==== Data for review
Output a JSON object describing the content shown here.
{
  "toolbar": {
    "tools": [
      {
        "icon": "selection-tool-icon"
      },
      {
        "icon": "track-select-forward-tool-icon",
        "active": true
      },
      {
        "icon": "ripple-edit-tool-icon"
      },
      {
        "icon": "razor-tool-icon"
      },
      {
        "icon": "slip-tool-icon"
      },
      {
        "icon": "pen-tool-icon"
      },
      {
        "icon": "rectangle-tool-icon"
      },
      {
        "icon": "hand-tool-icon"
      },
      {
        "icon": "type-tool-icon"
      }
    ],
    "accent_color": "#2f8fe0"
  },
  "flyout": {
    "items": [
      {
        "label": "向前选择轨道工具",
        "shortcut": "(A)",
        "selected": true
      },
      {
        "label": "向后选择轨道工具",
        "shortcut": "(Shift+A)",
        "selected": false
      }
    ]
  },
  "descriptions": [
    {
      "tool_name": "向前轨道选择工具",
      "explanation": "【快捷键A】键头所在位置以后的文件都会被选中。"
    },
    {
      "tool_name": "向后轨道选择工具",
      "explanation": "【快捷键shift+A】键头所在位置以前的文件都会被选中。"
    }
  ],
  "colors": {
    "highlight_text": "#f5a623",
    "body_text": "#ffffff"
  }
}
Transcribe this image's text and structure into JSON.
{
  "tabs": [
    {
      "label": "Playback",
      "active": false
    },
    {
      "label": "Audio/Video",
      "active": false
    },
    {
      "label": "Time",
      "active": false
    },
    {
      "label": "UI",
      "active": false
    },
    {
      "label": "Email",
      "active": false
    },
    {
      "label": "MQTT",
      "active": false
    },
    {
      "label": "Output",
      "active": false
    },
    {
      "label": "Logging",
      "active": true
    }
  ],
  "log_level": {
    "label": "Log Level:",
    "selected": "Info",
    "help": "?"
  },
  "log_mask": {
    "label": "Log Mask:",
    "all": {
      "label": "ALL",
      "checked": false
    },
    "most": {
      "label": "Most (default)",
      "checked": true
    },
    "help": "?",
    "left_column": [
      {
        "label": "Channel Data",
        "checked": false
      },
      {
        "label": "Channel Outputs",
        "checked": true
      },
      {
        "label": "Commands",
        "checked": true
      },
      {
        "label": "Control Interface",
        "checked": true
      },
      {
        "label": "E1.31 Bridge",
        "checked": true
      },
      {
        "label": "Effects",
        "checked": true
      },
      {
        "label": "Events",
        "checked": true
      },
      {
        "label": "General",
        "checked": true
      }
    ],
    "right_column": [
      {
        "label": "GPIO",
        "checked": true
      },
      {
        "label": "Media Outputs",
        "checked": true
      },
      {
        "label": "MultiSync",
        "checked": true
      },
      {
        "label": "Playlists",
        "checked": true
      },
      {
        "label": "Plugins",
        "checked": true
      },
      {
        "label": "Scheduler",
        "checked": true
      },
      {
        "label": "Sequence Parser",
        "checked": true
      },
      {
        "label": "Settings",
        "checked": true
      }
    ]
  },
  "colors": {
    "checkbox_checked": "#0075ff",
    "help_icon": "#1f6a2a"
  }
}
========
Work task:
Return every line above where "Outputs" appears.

Solution for this exercise:
        "label": "Channel Outputs",
        "label": "Media Outputs",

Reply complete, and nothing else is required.